**Exercise goal**
Pull every line holding the word "this" from the data below and copy it.

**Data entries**
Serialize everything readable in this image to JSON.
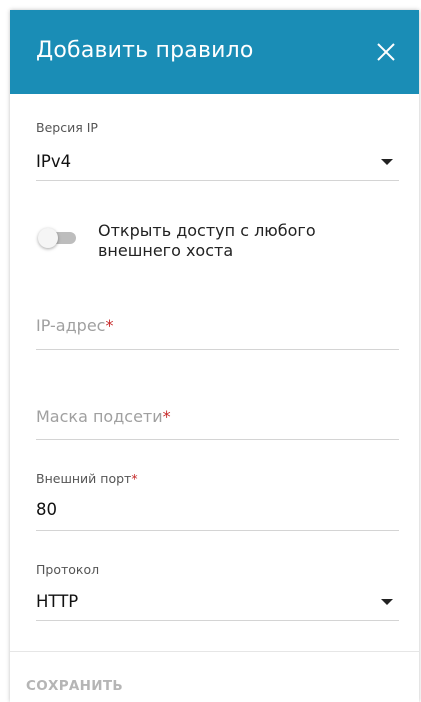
{
  "dialog": {
    "title": "Добавить правило",
    "close_icon": "close-icon",
    "header_color": "#1a8db6"
  },
  "ip_version": {
    "label": "Версия IP",
    "value": "IPv4",
    "icon": "dropdown-arrow-icon"
  },
  "toggle": {
    "label": "Открыть доступ с любого внешнего хоста",
    "checked": false
  },
  "ip_address": {
    "placeholder": "IP-адрес",
    "required_mark": "*"
  },
  "subnet_mask": {
    "placeholder": "Маска подсети",
    "required_mark": "*"
  },
  "external_port": {
    "label": "Внешний порт",
    "required_mark": "*",
    "value": "80"
  },
  "protocol": {
    "label": "Протокол",
    "value": "HTTP",
    "icon": "dropdown-arrow-icon"
  },
  "actions": {
    "save_label": "СОХРАНИТЬ"
  },
  "colors": {
    "accent": "#1a8db6",
    "required": "#c62828",
    "disabled_text": "#b5b5b5"
  }
}
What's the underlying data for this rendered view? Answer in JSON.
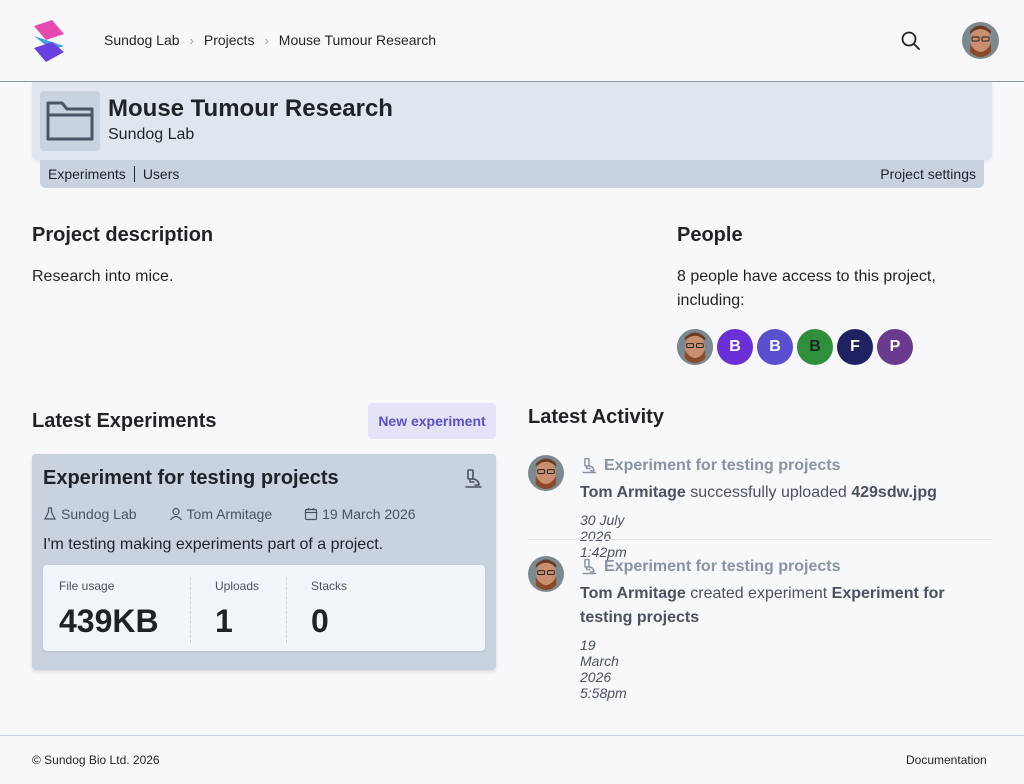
{
  "breadcrumbs": [
    "Sundog Lab",
    "Projects",
    "Mouse Tumour Research"
  ],
  "user": {
    "icon": "user-avatar"
  },
  "project": {
    "title": "Mouse Tumour Research",
    "lab": "Sundog Lab",
    "tabs": [
      "Experiments",
      "Users"
    ],
    "settings_label": "Project settings"
  },
  "description": {
    "heading": "Project description",
    "text": "Research into mice."
  },
  "people": {
    "heading": "People",
    "text": "8 people have access to this project, including:",
    "avatars": [
      {
        "initial": "",
        "color": "#8a6a52"
      },
      {
        "initial": "B",
        "color": "#6a2fd6"
      },
      {
        "initial": "B",
        "color": "#5a4fcf"
      },
      {
        "initial": "B",
        "color": "#2f8f3a",
        "text_color": "#1f2328"
      },
      {
        "initial": "F",
        "color": "#1f2160"
      },
      {
        "initial": "P",
        "color": "#6a3a8f"
      }
    ]
  },
  "experiments": {
    "heading": "Latest Experiments",
    "new_label": "New experiment",
    "card": {
      "title": "Experiment for testing projects",
      "lab": "Sundog Lab",
      "owner": "Tom Armitage",
      "date": "19 March 2026",
      "description": "I'm testing making experiments part of a project.",
      "stats": [
        {
          "label": "File usage",
          "value": "439KB"
        },
        {
          "label": "Uploads",
          "value": "1"
        },
        {
          "label": "Stacks",
          "value": "0"
        }
      ]
    }
  },
  "activity": {
    "heading": "Latest Activity",
    "items": [
      {
        "experiment": "Experiment for testing projects",
        "actor": "Tom Armitage",
        "verb": " successfully uploaded ",
        "object": "429sdw.jpg",
        "time": "30 July 2026 1:42pm"
      },
      {
        "experiment": "Experiment for testing projects",
        "actor": "Tom Armitage",
        "verb": " created experiment ",
        "object": "Experiment for testing projects",
        "time": "19 March 2026 5:58pm"
      }
    ]
  },
  "footer": {
    "copyright": "© Sundog Bio Ltd. 2026",
    "docs": "Documentation"
  }
}
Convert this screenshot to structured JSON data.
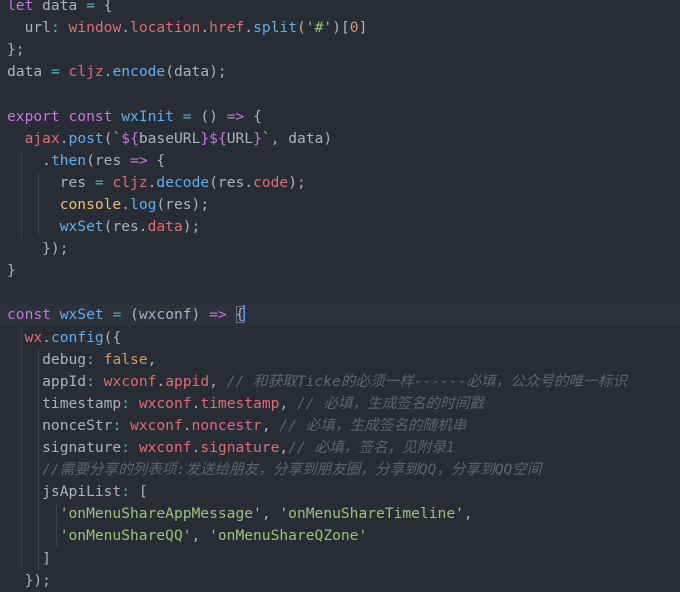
{
  "theme": {
    "background": "#282c34",
    "current_line": "#2c313c",
    "keyword": "#c678dd",
    "variable": "#e06c75",
    "function": "#61afef",
    "string": "#98c379",
    "number": "#d19a66",
    "operator": "#56b6c2",
    "builtin": "#e5c07b",
    "comment": "#5c6370",
    "text": "#abb2bf"
  },
  "code": {
    "lines": [
      [
        [
          "keyword",
          "let"
        ],
        [
          "plain",
          " data "
        ],
        [
          "op",
          "="
        ],
        [
          "plain",
          " {"
        ]
      ],
      [
        [
          "plain",
          "  url"
        ],
        [
          "op",
          ":"
        ],
        [
          "plain",
          " "
        ],
        [
          "var",
          "window"
        ],
        [
          "plain",
          "."
        ],
        [
          "var",
          "location"
        ],
        [
          "plain",
          "."
        ],
        [
          "var",
          "href"
        ],
        [
          "plain",
          "."
        ],
        [
          "func",
          "split"
        ],
        [
          "plain",
          "("
        ],
        [
          "string",
          "'#'"
        ],
        [
          "plain",
          ")["
        ],
        [
          "number",
          "0"
        ],
        [
          "plain",
          "]"
        ]
      ],
      [
        [
          "plain",
          "};"
        ]
      ],
      [
        [
          "plain",
          "data "
        ],
        [
          "op",
          "="
        ],
        [
          "plain",
          " "
        ],
        [
          "var",
          "cljz"
        ],
        [
          "plain",
          "."
        ],
        [
          "func",
          "encode"
        ],
        [
          "plain",
          "(data);"
        ]
      ],
      [
        [
          "plain",
          ""
        ]
      ],
      [
        [
          "keyword",
          "export"
        ],
        [
          "plain",
          " "
        ],
        [
          "keyword",
          "const"
        ],
        [
          "plain",
          " "
        ],
        [
          "func",
          "wxInit"
        ],
        [
          "plain",
          " "
        ],
        [
          "op",
          "="
        ],
        [
          "plain",
          " () "
        ],
        [
          "keyword",
          "=>"
        ],
        [
          "plain",
          " {"
        ]
      ],
      [
        [
          "plain",
          "  "
        ],
        [
          "var",
          "ajax"
        ],
        [
          "plain",
          "."
        ],
        [
          "func",
          "post"
        ],
        [
          "plain",
          "("
        ],
        [
          "string",
          "`"
        ],
        [
          "keyword",
          "${"
        ],
        [
          "plain",
          "baseURL"
        ],
        [
          "keyword",
          "}${"
        ],
        [
          "plain",
          "URL"
        ],
        [
          "keyword",
          "}"
        ],
        [
          "string",
          "`"
        ],
        [
          "plain",
          ", data)"
        ]
      ],
      [
        [
          "plain",
          "    ."
        ],
        [
          "func",
          "then"
        ],
        [
          "plain",
          "(res "
        ],
        [
          "keyword",
          "=>"
        ],
        [
          "plain",
          " {"
        ]
      ],
      [
        [
          "plain",
          "      res "
        ],
        [
          "op",
          "="
        ],
        [
          "plain",
          " "
        ],
        [
          "var",
          "cljz"
        ],
        [
          "plain",
          "."
        ],
        [
          "func",
          "decode"
        ],
        [
          "plain",
          "(res."
        ],
        [
          "var",
          "code"
        ],
        [
          "plain",
          ");"
        ]
      ],
      [
        [
          "plain",
          "      "
        ],
        [
          "builtin",
          "console"
        ],
        [
          "plain",
          "."
        ],
        [
          "func",
          "log"
        ],
        [
          "plain",
          "(res);"
        ]
      ],
      [
        [
          "plain",
          "      "
        ],
        [
          "func",
          "wxSet"
        ],
        [
          "plain",
          "(res."
        ],
        [
          "var",
          "data"
        ],
        [
          "plain",
          ");"
        ]
      ],
      [
        [
          "plain",
          "    });"
        ]
      ],
      [
        [
          "plain",
          "}"
        ]
      ],
      [
        [
          "plain",
          ""
        ]
      ],
      [
        [
          "keyword",
          "const"
        ],
        [
          "plain",
          " "
        ],
        [
          "func",
          "wxSet"
        ],
        [
          "plain",
          " "
        ],
        [
          "op",
          "="
        ],
        [
          "plain",
          " (wxconf) "
        ],
        [
          "keyword",
          "=>"
        ],
        [
          "plain",
          " "
        ],
        [
          "bracket",
          "{"
        ]
      ],
      [
        [
          "plain",
          "  "
        ],
        [
          "var",
          "wx"
        ],
        [
          "plain",
          "."
        ],
        [
          "func",
          "config"
        ],
        [
          "plain",
          "({"
        ]
      ],
      [
        [
          "plain",
          "    debug"
        ],
        [
          "op",
          ":"
        ],
        [
          "plain",
          " "
        ],
        [
          "number",
          "false"
        ],
        [
          "plain",
          ","
        ]
      ],
      [
        [
          "plain",
          "    appId"
        ],
        [
          "op",
          ":"
        ],
        [
          "plain",
          " "
        ],
        [
          "var",
          "wxconf"
        ],
        [
          "plain",
          "."
        ],
        [
          "var",
          "appid"
        ],
        [
          "plain",
          ", "
        ],
        [
          "comment",
          "// 和获取Ticke的必须一样------必填，公众号的唯一标识"
        ]
      ],
      [
        [
          "plain",
          "    timestamp"
        ],
        [
          "op",
          ":"
        ],
        [
          "plain",
          " "
        ],
        [
          "var",
          "wxconf"
        ],
        [
          "plain",
          "."
        ],
        [
          "var",
          "timestamp"
        ],
        [
          "plain",
          ", "
        ],
        [
          "comment",
          "// 必填，生成签名的时间戳"
        ]
      ],
      [
        [
          "plain",
          "    nonceStr"
        ],
        [
          "op",
          ":"
        ],
        [
          "plain",
          " "
        ],
        [
          "var",
          "wxconf"
        ],
        [
          "plain",
          "."
        ],
        [
          "var",
          "noncestr"
        ],
        [
          "plain",
          ", "
        ],
        [
          "comment",
          "// 必填，生成签名的随机串"
        ]
      ],
      [
        [
          "plain",
          "    signature"
        ],
        [
          "op",
          ":"
        ],
        [
          "plain",
          " "
        ],
        [
          "var",
          "wxconf"
        ],
        [
          "plain",
          "."
        ],
        [
          "var",
          "signature"
        ],
        [
          "plain",
          ","
        ],
        [
          "comment",
          "// 必填，签名，见附录1"
        ]
      ],
      [
        [
          "comment",
          "    //需要分享的列表项:发送给朋友，分享到朋友圈，分享到QQ，分享到QQ空间"
        ]
      ],
      [
        [
          "plain",
          "    jsApiList"
        ],
        [
          "op",
          ":"
        ],
        [
          "plain",
          " ["
        ]
      ],
      [
        [
          "plain",
          "      "
        ],
        [
          "string",
          "'onMenuShareAppMessage'"
        ],
        [
          "plain",
          ", "
        ],
        [
          "string",
          "'onMenuShareTimeline'"
        ],
        [
          "plain",
          ","
        ]
      ],
      [
        [
          "plain",
          "      "
        ],
        [
          "string",
          "'onMenuShareQQ'"
        ],
        [
          "plain",
          ", "
        ],
        [
          "string",
          "'onMenuShareQZone'"
        ]
      ],
      [
        [
          "plain",
          "    ]"
        ]
      ],
      [
        [
          "plain",
          "  });"
        ]
      ]
    ]
  }
}
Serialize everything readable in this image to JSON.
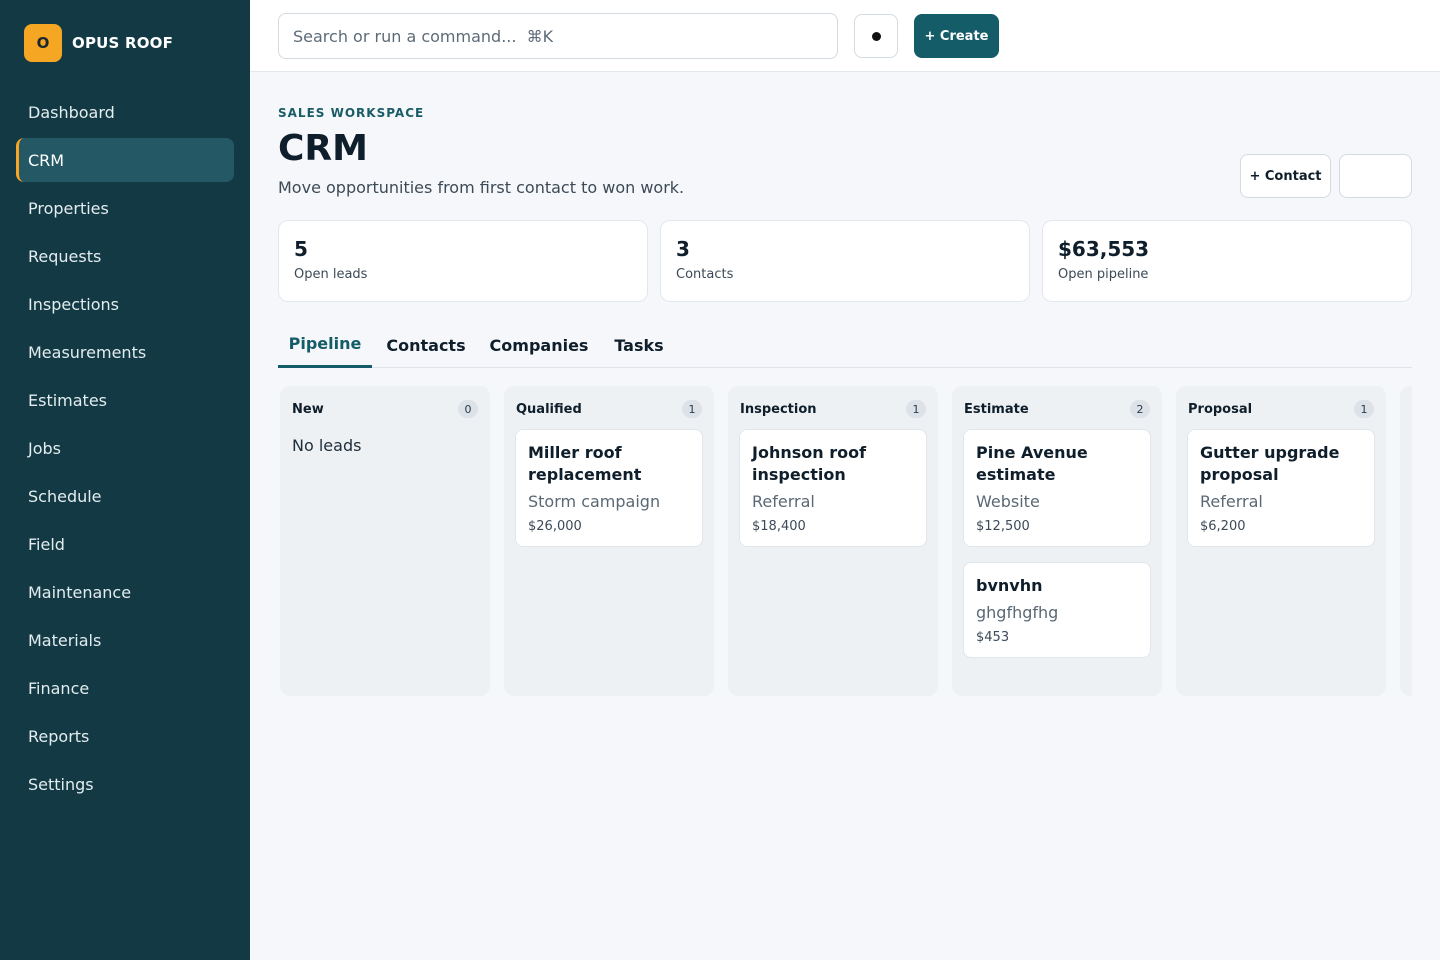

**Exercise output**
Serialize everything readable in this image to JSON.
What's the underlying data for this rendered view? Answer in JSON.
    "text": "8 people have access to this project, including:",
Convert this screenshot to structured JSON data.
Serialize everything readable in this image to JSON.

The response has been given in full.